This paper describes an algorithm for computing two-dimensional transonic, inviscid flows. The solution procedure uses an explicit Runge-Kutta time marching, finite volume scheme. The computational grid is an irregular triangulation. The algorithm can be applied to arbitrary two-dimensional geometries. When used for analyzing flows in blade rows, terms representing the effects of changes in streamsheet thickness and radius, and the effects of rotation, are included. The solution is begun on a coarse grid, and grid points are added adaptively during the solution process, using criteria such as pressure and velocity gradients.

Advantages claimed for this approach are (a) the capability of handling arbitrary geometries (e.g., multiple, dissimilar blades), (b) the ability to resolve small-scale features (e.g., flows around leading edges, shocks) with arbitrary precision, and (c) freedom from the necessity of generating “good” grids (the algorithm generates its own grid, given an initial coarse grid).

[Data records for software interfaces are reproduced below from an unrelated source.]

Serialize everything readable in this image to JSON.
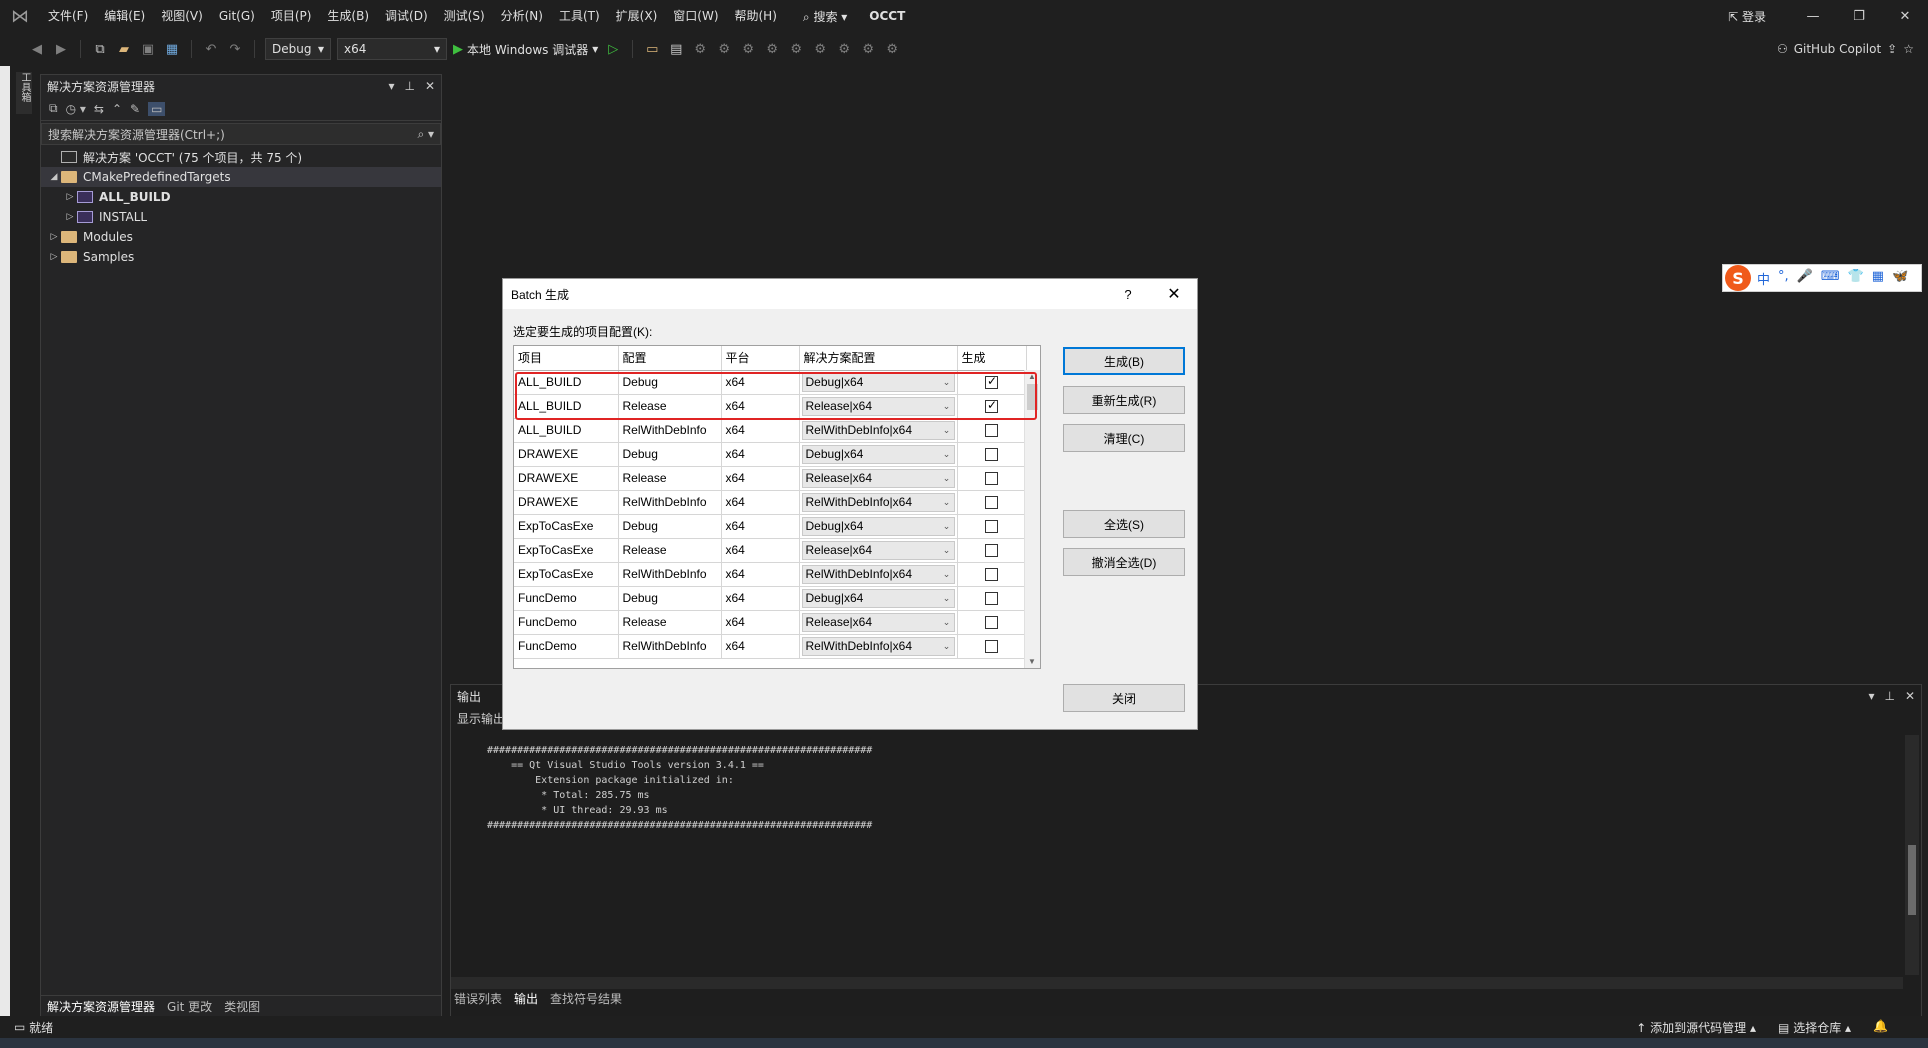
{
  "menubar": {
    "items": [
      "文件(F)",
      "编辑(E)",
      "视图(V)",
      "Git(G)",
      "项目(P)",
      "生成(B)",
      "调试(D)",
      "测试(S)",
      "分析(N)",
      "工具(T)",
      "扩展(X)",
      "窗口(W)",
      "帮助(H)"
    ],
    "search_label": "搜索",
    "project_name": "OCCT",
    "login_label": "登录"
  },
  "toolbar": {
    "config": "Debug",
    "platform": "x64",
    "run_label": "本地 Windows 调试器",
    "copilot_label": "GitHub Copilot"
  },
  "side_tab": "工具箱",
  "solution_explorer": {
    "title": "解决方案资源管理器",
    "search_placeholder": "搜索解决方案资源管理器(Ctrl+;)",
    "tree": [
      {
        "label": "解决方案 'OCCT' (75 个项目，共 75 个)",
        "level": 0,
        "icon": "solution"
      },
      {
        "label": "CMakePredefinedTargets",
        "level": 0,
        "icon": "folder",
        "expanded": true
      },
      {
        "label": "ALL_BUILD",
        "level": 1,
        "icon": "project",
        "bold": true
      },
      {
        "label": "INSTALL",
        "level": 1,
        "icon": "project"
      },
      {
        "label": "Modules",
        "level": 0,
        "icon": "folder"
      },
      {
        "label": "Samples",
        "level": 0,
        "icon": "folder"
      }
    ],
    "bottom_tabs": [
      "解决方案资源管理器",
      "Git 更改",
      "类视图"
    ]
  },
  "output": {
    "title": "输出",
    "show_from": "显示输出",
    "lines": [
      "################################################################",
      "    == Qt Visual Studio Tools version 3.4.1 ==",
      "        Extension package initialized in:",
      "         * Total: 285.75 ms",
      "         * UI thread: 29.93 ms",
      "################################################################"
    ],
    "bottom_tabs": [
      "错误列表",
      "输出",
      "查找符号结果"
    ]
  },
  "statusbar": {
    "ready": "就绪",
    "add_source": "添加到源代码管理",
    "select_repo": "选择仓库"
  },
  "ime": {
    "logo": "S",
    "items": [
      "中",
      "°,",
      "🎤",
      "⌨",
      "👕",
      "▦",
      "🦋"
    ]
  },
  "dialog": {
    "title": "Batch 生成",
    "help": "?",
    "prompt": "选定要生成的项目配置(K):",
    "columns": [
      "项目",
      "配置",
      "平台",
      "解决方案配置",
      "生成"
    ],
    "rows": [
      {
        "project": "ALL_BUILD",
        "config": "Debug",
        "platform": "x64",
        "solution_config": "Debug|x64",
        "build": true
      },
      {
        "project": "ALL_BUILD",
        "config": "Release",
        "platform": "x64",
        "solution_config": "Release|x64",
        "build": true
      },
      {
        "project": "ALL_BUILD",
        "config": "RelWithDebInfo",
        "platform": "x64",
        "solution_config": "RelWithDebInfo|x64",
        "build": false
      },
      {
        "project": "DRAWEXE",
        "config": "Debug",
        "platform": "x64",
        "solution_config": "Debug|x64",
        "build": false
      },
      {
        "project": "DRAWEXE",
        "config": "Release",
        "platform": "x64",
        "solution_config": "Release|x64",
        "build": false
      },
      {
        "project": "DRAWEXE",
        "config": "RelWithDebInfo",
        "platform": "x64",
        "solution_config": "RelWithDebInfo|x64",
        "build": false
      },
      {
        "project": "ExpToCasExe",
        "config": "Debug",
        "platform": "x64",
        "solution_config": "Debug|x64",
        "build": false
      },
      {
        "project": "ExpToCasExe",
        "config": "Release",
        "platform": "x64",
        "solution_config": "Release|x64",
        "build": false
      },
      {
        "project": "ExpToCasExe",
        "config": "RelWithDebInfo",
        "platform": "x64",
        "solution_config": "RelWithDebInfo|x64",
        "build": false
      },
      {
        "project": "FuncDemo",
        "config": "Debug",
        "platform": "x64",
        "solution_config": "Debug|x64",
        "build": false
      },
      {
        "project": "FuncDemo",
        "config": "Release",
        "platform": "x64",
        "solution_config": "Release|x64",
        "build": false
      },
      {
        "project": "FuncDemo",
        "config": "RelWithDebInfo",
        "platform": "x64",
        "solution_config": "RelWithDebInfo|x64",
        "build": false
      }
    ],
    "buttons": {
      "build": "生成(B)",
      "rebuild": "重新生成(R)",
      "clean": "清理(C)",
      "select_all": "全选(S)",
      "deselect_all": "撤消全选(D)",
      "close": "关闭"
    }
  }
}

Solutions are presented for several examples that illustrate the usefulness of the algorithm.